To many outsiders, families in Appalachia were often viewed as living in the remote and isolated mountains where people were starving and ignorant. This is far from truth. My great-grandma, Ethel, was the 5th of 14 children. She was raised by her parents in a one room sawmill lumber home built around 1870-1880. Her father, Singletary, was a farmer and her mother, Ida, kept up the house and fed their large family. Together they raised a six to eight acre garden and grew many rows of Irish potatoes. Ida also grew sweet taters that were so big they had to be cut up with an ax. Just one sweet tater would make a “mess” for the whole family of sixteen.
They raised animals on the farm such as hogs, chickens, cows, etc. Singletary owned an old milk cow he had received from a trade. During hot summer days, the family would go out back to the wash house to cook and eat their meals. They had a spring house, which was wooden planks built over the spring where they could keep the cow milk cold. Their property had the best spring on Panther Creek and other families tapped into it.
Ida owned two sewing machines and made clothes for all of the children. She taught the children how to sew as well. My uncle Homer told me he hated the shorts his mother made for the boys to wear. She made dresses for the girls. When the children were school age, they had to walk a mile and a half to get to school. There were only a few families who owned cars back then.
The school day lasted from seven to eight am until four pm each day. Uncle Homer remembers the teachers were paid $5.25 per day! He was privileged to be in a play once. His teacher considered him to be a very smart boy. The play was called “A Fortunate Calamity” and was twenty-six pages long. He remembered his lines well and played a main character in the play.
Mountain families rarely went hungry or without clothes to wear.
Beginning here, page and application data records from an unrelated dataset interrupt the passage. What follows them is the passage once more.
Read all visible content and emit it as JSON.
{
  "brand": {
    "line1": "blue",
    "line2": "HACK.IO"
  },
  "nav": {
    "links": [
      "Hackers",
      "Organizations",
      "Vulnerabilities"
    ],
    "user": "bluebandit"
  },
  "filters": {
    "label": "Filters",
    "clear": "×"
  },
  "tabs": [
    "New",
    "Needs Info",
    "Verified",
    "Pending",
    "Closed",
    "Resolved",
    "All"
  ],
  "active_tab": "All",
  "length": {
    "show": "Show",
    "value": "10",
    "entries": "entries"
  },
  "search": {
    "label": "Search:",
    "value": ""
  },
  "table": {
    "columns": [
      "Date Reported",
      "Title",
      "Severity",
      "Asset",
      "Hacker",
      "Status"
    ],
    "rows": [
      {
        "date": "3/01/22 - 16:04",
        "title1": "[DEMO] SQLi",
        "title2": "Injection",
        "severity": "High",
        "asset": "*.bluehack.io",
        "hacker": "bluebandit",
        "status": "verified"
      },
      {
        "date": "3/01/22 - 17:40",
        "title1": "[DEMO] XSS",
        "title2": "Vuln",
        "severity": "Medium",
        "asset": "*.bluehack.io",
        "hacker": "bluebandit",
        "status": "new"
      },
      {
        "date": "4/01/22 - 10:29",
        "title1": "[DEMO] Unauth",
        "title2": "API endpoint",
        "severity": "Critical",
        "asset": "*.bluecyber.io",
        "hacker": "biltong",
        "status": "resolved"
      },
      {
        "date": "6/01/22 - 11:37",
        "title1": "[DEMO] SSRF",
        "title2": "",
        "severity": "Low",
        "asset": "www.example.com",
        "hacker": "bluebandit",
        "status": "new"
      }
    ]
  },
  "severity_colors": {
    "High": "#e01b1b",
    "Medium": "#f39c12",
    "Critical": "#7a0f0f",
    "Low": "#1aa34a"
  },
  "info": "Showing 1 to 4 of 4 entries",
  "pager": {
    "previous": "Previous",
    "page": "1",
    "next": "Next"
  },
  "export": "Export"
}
They worked hard to survive. My grandmother made clothes and quilts and other things for many years until she was no longer able to do so.